**Task to complete:** Return the listing below exactly as it stands. Pictures stay out.
━━━━━━━━━━━━━━━━━━━━━━━━━━━━━━
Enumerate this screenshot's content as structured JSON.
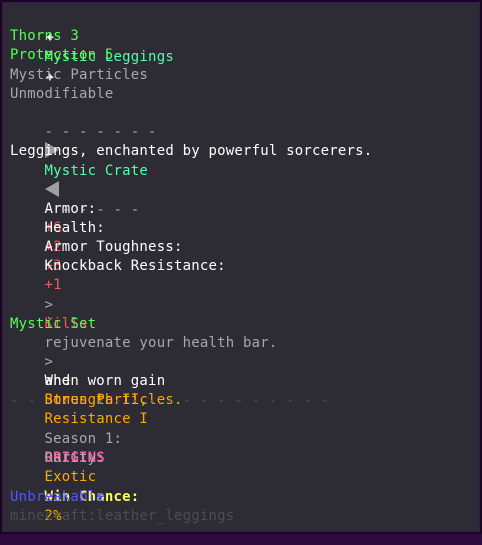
{
  "title": {
    "star": "✦",
    "text": "Mystic Leggings"
  },
  "enchants": [
    "Thorns 3",
    "Protection 5"
  ],
  "particles_label": "Mystic Particles",
  "unmodifiable_label": "Unmodifiable",
  "crate": {
    "dashes": "- - - - - - -",
    "name": "Mystic Crate",
    "dashes_right": "- - - - - -"
  },
  "description": "Leggings, enchanted by powerful sorcerers.",
  "stats": [
    {
      "label": "Armor:",
      "value": "+6"
    },
    {
      "label": "Health:",
      "value": "+2"
    },
    {
      "label": "Armor Toughness:",
      "value": "+3"
    },
    {
      "label": "Knockback Resistance:",
      "value": "+1"
    }
  ],
  "ability": {
    "arrow": ">",
    "highlight": "Kills",
    "rest": "rejuvenate your health bar."
  },
  "set": {
    "title": "Mystic Set",
    "arrow": ">",
    "prefix": "When worn gain",
    "bonus1": "Strength II,",
    "bonus2": "Resistance I",
    "and": "and",
    "bonus3": "Bonus Particles."
  },
  "divider": "- - - - - - - - - - - - - - - - - - -",
  "season": {
    "label": "Season 1:",
    "value": "ORIGINS"
  },
  "rarity": {
    "label": "Rarity:",
    "value": "Exotic"
  },
  "win": {
    "label": "Win Chance:",
    "value": "2%"
  },
  "unbreakable": "Unbreakable",
  "item_id": "minecraft:leather_leggings",
  "colors": {
    "background": "#2d2b34",
    "border": "#19071f",
    "green": "#55ff55",
    "aqua": "#55ffaa",
    "red": "#ff5555",
    "gold": "#ffaa00",
    "yellow": "#ffff55",
    "pink": "#ff55aa",
    "blue": "#5555ff"
  },
  "icons": {
    "left_arrow": "triangle-right-icon",
    "right_arrow": "triangle-left-icon",
    "star": "sparkle-icon"
  }
}
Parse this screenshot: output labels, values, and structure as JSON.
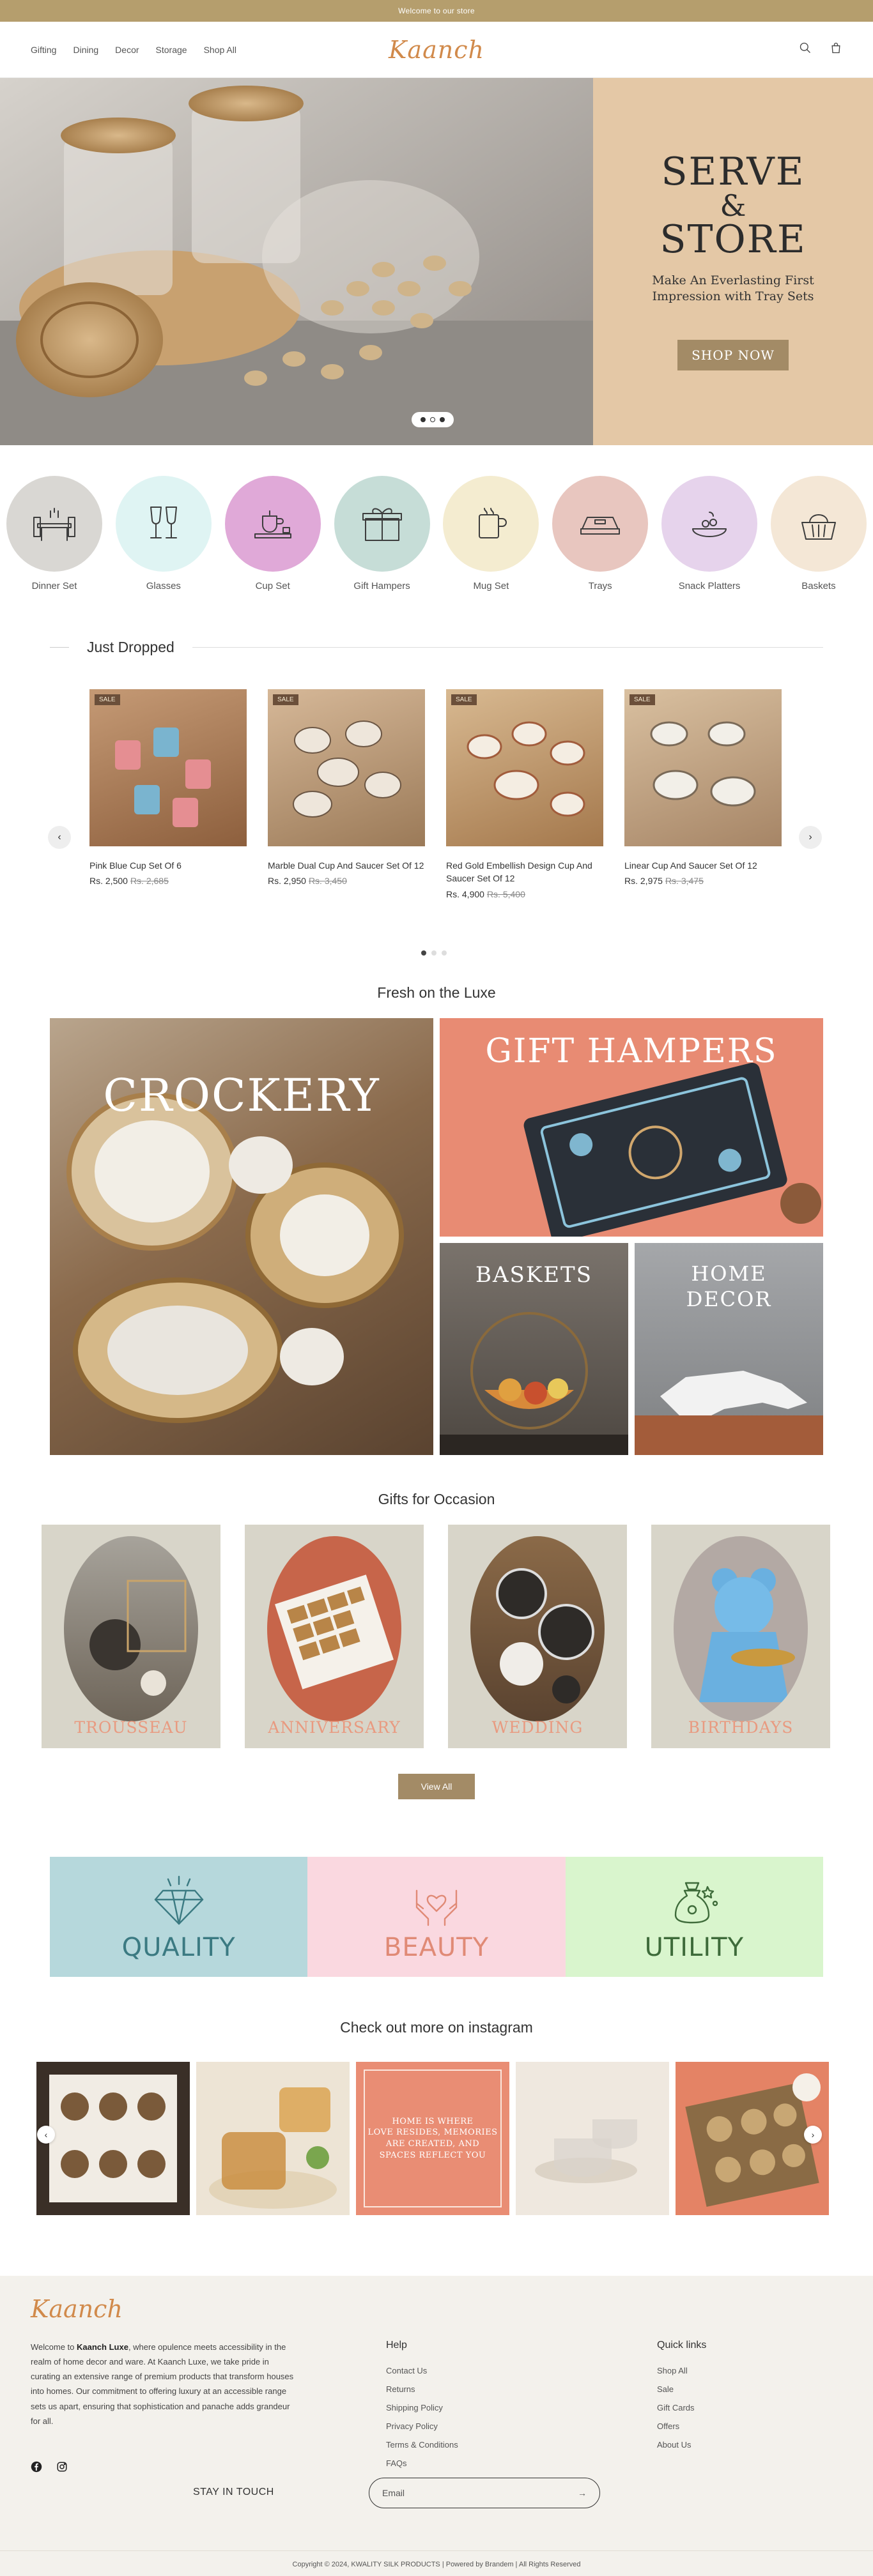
{
  "announcement": "Welcome to our store",
  "header": {
    "nav": [
      "Gifting",
      "Dining",
      "Decor",
      "Storage",
      "Shop All"
    ],
    "logo": "Kaanch",
    "icons": [
      "search-icon",
      "cart-icon"
    ]
  },
  "hero": {
    "title_line1": "SERVE",
    "amp": "&",
    "title_line2": "STORE",
    "subtitle_line1": "Make An Everlasting First",
    "subtitle_line2": "Impression with Tray Sets",
    "button": "SHOP NOW",
    "bg_color": "#e4c8a6"
  },
  "categories": [
    {
      "label": "Dinner Set",
      "color": "#d9d7d3",
      "icon": "dining-table-icon"
    },
    {
      "label": "Glasses",
      "color": "#dff4f3",
      "icon": "wine-glasses-icon"
    },
    {
      "label": "Cup Set",
      "color": "#e0a9d8",
      "icon": "tea-set-icon"
    },
    {
      "label": "Gift Hampers",
      "color": "#c6ddd7",
      "icon": "gift-icon"
    },
    {
      "label": "Mug Set",
      "color": "#f4ecd0",
      "icon": "mug-icon"
    },
    {
      "label": "Trays",
      "color": "#e8c6bf",
      "icon": "tray-icon"
    },
    {
      "label": "Snack Platters",
      "color": "#e6d3ec",
      "icon": "snack-platter-icon"
    },
    {
      "label": "Baskets",
      "color": "#f4e7d6",
      "icon": "basket-icon"
    }
  ],
  "just_dropped": {
    "title": "Just Dropped",
    "products": [
      {
        "name": "Pink Blue Cup Set Of 6",
        "price": "Rs. 2,500",
        "old_price": "Rs. 2,685",
        "badge": "SALE"
      },
      {
        "name": "Marble Dual Cup And Saucer Set Of 12",
        "price": "Rs. 2,950",
        "old_price": "Rs. 3,450",
        "badge": "SALE"
      },
      {
        "name": "Red Gold Embellish Design Cup And Saucer Set Of 12",
        "price": "Rs. 4,900",
        "old_price": "Rs. 5,400",
        "badge": "SALE"
      },
      {
        "name": "Linear Cup And Saucer Set Of 12",
        "price": "Rs. 2,975",
        "old_price": "Rs. 3,475",
        "badge": "SALE"
      }
    ]
  },
  "fresh": {
    "title": "Fresh on the Luxe",
    "crockery": "CROCKERY",
    "hampers": "GIFT HAMPERS",
    "baskets": "BASKETS",
    "home_decor_1": "HOME",
    "home_decor_2": "DECOR"
  },
  "occasions": {
    "title": "Gifts for Occasion",
    "items": [
      "TROUSSEAU",
      "ANNIVERSARY",
      "WEDDING",
      "BIRTHDAYS"
    ],
    "button": "View All"
  },
  "values": [
    {
      "label": "QUALITY",
      "bg": "#b6d8dc",
      "fg": "#3b7a82",
      "icon": "diamond-icon"
    },
    {
      "label": "BEAUTY",
      "bg": "#fad8e0",
      "fg": "#e08a76",
      "icon": "hands-heart-icon"
    },
    {
      "label": "UTILITY",
      "bg": "#d9f5cd",
      "fg": "#3e6b3a",
      "icon": "money-bag-icon"
    }
  ],
  "instagram": {
    "title": "Check out more on instagram",
    "quote_l1": "HOME IS WHERE",
    "quote_l2": "LOVE RESIDES, MEMORIES",
    "quote_l3": "ARE CREATED, AND",
    "quote_l4": "SPACES REFLECT YOU"
  },
  "footer": {
    "logo": "Kaanch",
    "about_pre": "Welcome to ",
    "about_brand": "Kaanch Luxe",
    "about_text": ", where opulence meets accessibility in the realm of home decor and ware. At Kaanch Luxe, we take pride in curating an extensive range of premium products that transform houses into homes. Our commitment to offering luxury at an accessible range sets us apart, ensuring that sophistication and panache adds grandeur for all.",
    "help_title": "Help",
    "help_links": [
      "Contact Us",
      "Returns",
      "Shipping Policy",
      "Privacy Policy",
      "Terms & Conditions",
      "FAQs"
    ],
    "quick_title": "Quick links",
    "quick_links": [
      "Shop All",
      "Sale",
      "Gift Cards",
      "Offers",
      "About Us"
    ],
    "stay": "STAY IN TOUCH",
    "email_placeholder": "Email",
    "copyright": "Copyright © 2024, KWALITY SILK PRODUCTS | Powered by Brandem | All Rights Reserved"
  }
}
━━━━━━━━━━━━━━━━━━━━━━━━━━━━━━
**Finished task:**
Enumerate this screenshot's content as structured JSON.
{
  "title": {
    "star": "✦",
    "text": "Mystic Leggings"
  },
  "enchants": [
    "Thorns 3",
    "Protection 5"
  ],
  "particles_label": "Mystic Particles",
  "unmodifiable_label": "Unmodifiable",
  "crate": {
    "dashes": "- - - - - - -",
    "name": "Mystic Crate",
    "dashes_right": "- - - - - -"
  },
  "description": "Leggings, enchanted by powerful sorcerers.",
  "stats": [
    {
      "label": "Armor:",
      "value": "+6"
    },
    {
      "label": "Health:",
      "value": "+2"
    },
    {
      "label": "Armor Toughness:",
      "value": "+3"
    },
    {
      "label": "Knockback Resistance:",
      "value": "+1"
    }
  ],
  "ability": {
    "arrow": ">",
    "highlight": "Kills",
    "rest": "rejuvenate your health bar."
  },
  "set": {
    "title": "Mystic Set",
    "arrow": ">",
    "prefix": "When worn gain",
    "bonus1": "Strength II,",
    "bonus2": "Resistance I",
    "and": "and",
    "bonus3": "Bonus Particles."
  },
  "divider": "- - - - - - - - - - - - - - - - - - -",
  "season": {
    "label": "Season 1:",
    "value": "ORIGINS"
  },
  "rarity": {
    "label": "Rarity:",
    "value": "Exotic"
  },
  "win": {
    "label": "Win Chance:",
    "value": "2%"
  },
  "unbreakable": "Unbreakable",
  "item_id": "minecraft:leather_leggings",
  "colors": {
    "background": "#2d2b34",
    "border": "#19071f",
    "green": "#55ff55",
    "aqua": "#55ffaa",
    "red": "#ff5555",
    "gold": "#ffaa00",
    "yellow": "#ffff55",
    "pink": "#ff55aa",
    "blue": "#5555ff"
  },
  "icons": {
    "left_arrow": "triangle-right-icon",
    "right_arrow": "triangle-left-icon",
    "star": "sparkle-icon"
  }
}
Parse this screenshot: output labels, values, and structure as JSON.
{
  "announcement": "Welcome to our store",
  "header": {
    "nav": [
      "Gifting",
      "Dining",
      "Decor",
      "Storage",
      "Shop All"
    ],
    "logo": "Kaanch",
    "icons": [
      "search-icon",
      "cart-icon"
    ]
  },
  "hero": {
    "title_line1": "SERVE",
    "amp": "&",
    "title_line2": "STORE",
    "subtitle_line1": "Make An Everlasting First",
    "subtitle_line2": "Impression with Tray Sets",
    "button": "SHOP NOW",
    "bg_color": "#e4c8a6"
  },
  "categories": [
    {
      "label": "Dinner Set",
      "color": "#d9d7d3",
      "icon": "dining-table-icon"
    },
    {
      "label": "Glasses",
      "color": "#dff4f3",
      "icon": "wine-glasses-icon"
    },
    {
      "label": "Cup Set",
      "color": "#e0a9d8",
      "icon": "tea-set-icon"
    },
    {
      "label": "Gift Hampers",
      "color": "#c6ddd7",
      "icon": "gift-icon"
    },
    {
      "label": "Mug Set",
      "color": "#f4ecd0",
      "icon": "mug-icon"
    },
    {
      "label": "Trays",
      "color": "#e8c6bf",
      "icon": "tray-icon"
    },
    {
      "label": "Snack Platters",
      "color": "#e6d3ec",
      "icon": "snack-platter-icon"
    },
    {
      "label": "Baskets",
      "color": "#f4e7d6",
      "icon": "basket-icon"
    }
  ],
  "just_dropped": {
    "title": "Just Dropped",
    "products": [
      {
        "name": "Pink Blue Cup Set Of 6",
        "price": "Rs. 2,500",
        "old_price": "Rs. 2,685",
        "badge": "SALE"
      },
      {
        "name": "Marble Dual Cup And Saucer Set Of 12",
        "price": "Rs. 2,950",
        "old_price": "Rs. 3,450",
        "badge": "SALE"
      },
      {
        "name": "Red Gold Embellish Design Cup And Saucer Set Of 12",
        "price": "Rs. 4,900",
        "old_price": "Rs. 5,400",
        "badge": "SALE"
      },
      {
        "name": "Linear Cup And Saucer Set Of 12",
        "price": "Rs. 2,975",
        "old_price": "Rs. 3,475",
        "badge": "SALE"
      }
    ]
  },
  "fresh": {
    "title": "Fresh on the Luxe",
    "crockery": "CROCKERY",
    "hampers": "GIFT HAMPERS",
    "baskets": "BASKETS",
    "home_decor_1": "HOME",
    "home_decor_2": "DECOR"
  },
  "occasions": {
    "title": "Gifts for Occasion",
    "items": [
      "TROUSSEAU",
      "ANNIVERSARY",
      "WEDDING",
      "BIRTHDAYS"
    ],
    "button": "View All"
  },
  "values": [
    {
      "label": "QUALITY",
      "bg": "#b6d8dc",
      "fg": "#3b7a82",
      "icon": "diamond-icon"
    },
    {
      "label": "BEAUTY",
      "bg": "#fad8e0",
      "fg": "#e08a76",
      "icon": "hands-heart-icon"
    },
    {
      "label": "UTILITY",
      "bg": "#d9f5cd",
      "fg": "#3e6b3a",
      "icon": "money-bag-icon"
    }
  ],
  "instagram": {
    "title": "Check out more on instagram",
    "quote_l1": "HOME IS WHERE",
    "quote_l2": "LOVE RESIDES, MEMORIES",
    "quote_l3": "ARE CREATED, AND",
    "quote_l4": "SPACES REFLECT YOU"
  },
  "footer": {
    "logo": "Kaanch",
    "about_pre": "Welcome to ",
    "about_brand": "Kaanch Luxe",
    "about_text": ", where opulence meets accessibility in the realm of home decor and ware. At Kaanch Luxe, we take pride in curating an extensive range of premium products that transform houses into homes. Our commitment to offering luxury at an accessible range sets us apart, ensuring that sophistication and panache adds grandeur for all.",
    "help_title": "Help",
    "help_links": [
      "Contact Us",
      "Returns",
      "Shipping Policy",
      "Privacy Policy",
      "Terms & Conditions",
      "FAQs"
    ],
    "quick_title": "Quick links",
    "quick_links": [
      "Shop All",
      "Sale",
      "Gift Cards",
      "Offers",
      "About Us"
    ],
    "stay": "STAY IN TOUCH",
    "email_placeholder": "Email",
    "copyright": "Copyright © 2024, KWALITY SILK PRODUCTS | Powered by Brandem | All Rights Reserved"
  }
}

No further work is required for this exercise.